In one week – on Friday, Feb. 15, 2013 – a massive asteroid will fly uncomfortably close to earth.
It's called Asteroid 2012 DA14 and it is half the length of a football field, weighing 130,000 metric tons and traveling 17,000 miles per hour.
It's going to be a close shave. The asteroid will actually will be passing between the earth and the ring of satellites that feed us television programming and GPS coordinates.
"Asteroids this size – the one we're talking about for next week – can destroy a city, not a planet," said Dr. Carolyn Sumners with the Houston Museum of Natural Science.
In fact, on June 30, 1908, an asteroid of similar size smacked into Siberia, flattening 820 square miles and destroying 80 million trees. Luckily, that area was sparsely populated.
"Thank goodness it hit Siberia," said Dr. Sumners. "If it had been a little bit later, might've hit Saint Petersburg.

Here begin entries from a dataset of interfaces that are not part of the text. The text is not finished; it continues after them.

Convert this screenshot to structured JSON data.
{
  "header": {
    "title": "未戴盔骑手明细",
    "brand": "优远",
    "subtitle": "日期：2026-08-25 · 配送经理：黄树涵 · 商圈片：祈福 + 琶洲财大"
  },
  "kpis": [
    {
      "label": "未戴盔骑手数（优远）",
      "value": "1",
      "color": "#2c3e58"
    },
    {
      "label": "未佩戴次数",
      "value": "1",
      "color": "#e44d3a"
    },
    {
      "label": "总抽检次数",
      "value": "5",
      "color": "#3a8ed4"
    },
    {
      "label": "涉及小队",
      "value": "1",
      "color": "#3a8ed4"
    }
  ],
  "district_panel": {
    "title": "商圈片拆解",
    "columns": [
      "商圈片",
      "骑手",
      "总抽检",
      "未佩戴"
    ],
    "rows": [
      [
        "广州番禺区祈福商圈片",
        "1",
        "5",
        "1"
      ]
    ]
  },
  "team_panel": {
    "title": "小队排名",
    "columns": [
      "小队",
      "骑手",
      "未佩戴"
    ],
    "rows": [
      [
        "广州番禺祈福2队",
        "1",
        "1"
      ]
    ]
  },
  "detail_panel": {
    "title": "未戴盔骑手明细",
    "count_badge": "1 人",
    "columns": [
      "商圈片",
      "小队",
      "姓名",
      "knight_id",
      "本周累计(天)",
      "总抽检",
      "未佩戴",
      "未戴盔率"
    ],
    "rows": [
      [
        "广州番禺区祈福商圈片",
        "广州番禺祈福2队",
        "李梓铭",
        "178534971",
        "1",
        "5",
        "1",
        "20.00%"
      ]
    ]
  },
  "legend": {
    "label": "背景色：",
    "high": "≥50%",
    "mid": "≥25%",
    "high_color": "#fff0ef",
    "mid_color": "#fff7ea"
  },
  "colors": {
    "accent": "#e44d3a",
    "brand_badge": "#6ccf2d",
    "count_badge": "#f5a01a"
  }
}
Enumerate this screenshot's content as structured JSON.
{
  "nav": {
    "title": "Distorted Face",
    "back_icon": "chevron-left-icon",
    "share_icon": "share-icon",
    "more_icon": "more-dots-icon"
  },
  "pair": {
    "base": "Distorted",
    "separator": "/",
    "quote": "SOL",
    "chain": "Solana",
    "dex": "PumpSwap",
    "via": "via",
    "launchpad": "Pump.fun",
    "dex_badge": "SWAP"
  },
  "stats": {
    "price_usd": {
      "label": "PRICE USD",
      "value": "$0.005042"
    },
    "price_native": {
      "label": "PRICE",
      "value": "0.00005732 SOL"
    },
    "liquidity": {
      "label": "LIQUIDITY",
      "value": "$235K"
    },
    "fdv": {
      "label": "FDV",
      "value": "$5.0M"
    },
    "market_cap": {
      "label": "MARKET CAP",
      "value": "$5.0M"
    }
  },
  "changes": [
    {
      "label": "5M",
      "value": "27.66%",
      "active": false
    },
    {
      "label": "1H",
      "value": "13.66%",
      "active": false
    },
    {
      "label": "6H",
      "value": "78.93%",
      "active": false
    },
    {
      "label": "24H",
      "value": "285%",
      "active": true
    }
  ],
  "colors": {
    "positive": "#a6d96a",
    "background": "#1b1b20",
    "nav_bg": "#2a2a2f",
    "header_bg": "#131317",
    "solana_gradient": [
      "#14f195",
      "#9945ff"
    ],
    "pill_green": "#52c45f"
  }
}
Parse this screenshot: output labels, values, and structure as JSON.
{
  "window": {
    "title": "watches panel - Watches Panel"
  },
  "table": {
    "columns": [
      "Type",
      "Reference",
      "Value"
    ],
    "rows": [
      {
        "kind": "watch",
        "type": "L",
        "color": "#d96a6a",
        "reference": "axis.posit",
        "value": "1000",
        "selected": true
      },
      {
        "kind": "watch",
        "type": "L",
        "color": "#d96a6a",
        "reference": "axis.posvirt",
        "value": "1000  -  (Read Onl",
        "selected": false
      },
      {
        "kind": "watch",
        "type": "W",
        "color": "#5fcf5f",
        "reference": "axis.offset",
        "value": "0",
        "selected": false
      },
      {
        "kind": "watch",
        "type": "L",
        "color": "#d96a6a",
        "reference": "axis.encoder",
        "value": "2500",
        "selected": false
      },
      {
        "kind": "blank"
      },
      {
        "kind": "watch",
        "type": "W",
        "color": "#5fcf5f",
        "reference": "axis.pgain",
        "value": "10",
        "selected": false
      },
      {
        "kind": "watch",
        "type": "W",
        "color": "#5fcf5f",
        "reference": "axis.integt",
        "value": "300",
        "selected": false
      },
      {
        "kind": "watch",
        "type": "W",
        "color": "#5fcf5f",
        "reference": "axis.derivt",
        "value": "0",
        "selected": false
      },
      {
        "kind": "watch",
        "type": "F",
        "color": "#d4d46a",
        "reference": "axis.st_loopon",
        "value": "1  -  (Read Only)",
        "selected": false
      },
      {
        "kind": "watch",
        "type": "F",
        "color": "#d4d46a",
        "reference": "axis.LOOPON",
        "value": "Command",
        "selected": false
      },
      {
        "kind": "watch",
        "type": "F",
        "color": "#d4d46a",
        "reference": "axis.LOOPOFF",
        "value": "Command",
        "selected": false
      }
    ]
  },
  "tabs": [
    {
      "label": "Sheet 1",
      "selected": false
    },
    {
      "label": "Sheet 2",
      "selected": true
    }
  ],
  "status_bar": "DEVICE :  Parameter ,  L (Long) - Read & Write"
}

And Saint Petersburg would be gone."
According to NASA, there is no chance whatsoever that Asteroid 2012 DA14 will impact our planet next week.
"Its orbit is very well known," said Don Yeomans with NASA's Near-Earth Objects Office. "We know exactly where it's going to go and it cannot hit the earth."
But if you'd like to have a "close encounter" with the upcoming close call, the Houston Museum of Natural Science has just the exhibit for you.
Beginning with this Friday's 1:30 p.m. showing, the Planetarium's "Starry Night Express" will include new animation of Asteroid 2012 DA14's approach, along with a visualization of the direct hit in Siberia, 105 years ago.
For more information on "Starry Night Express," visit http://www.hmns.org/index.php?option=com_content&view=article&id=93&Itemid=108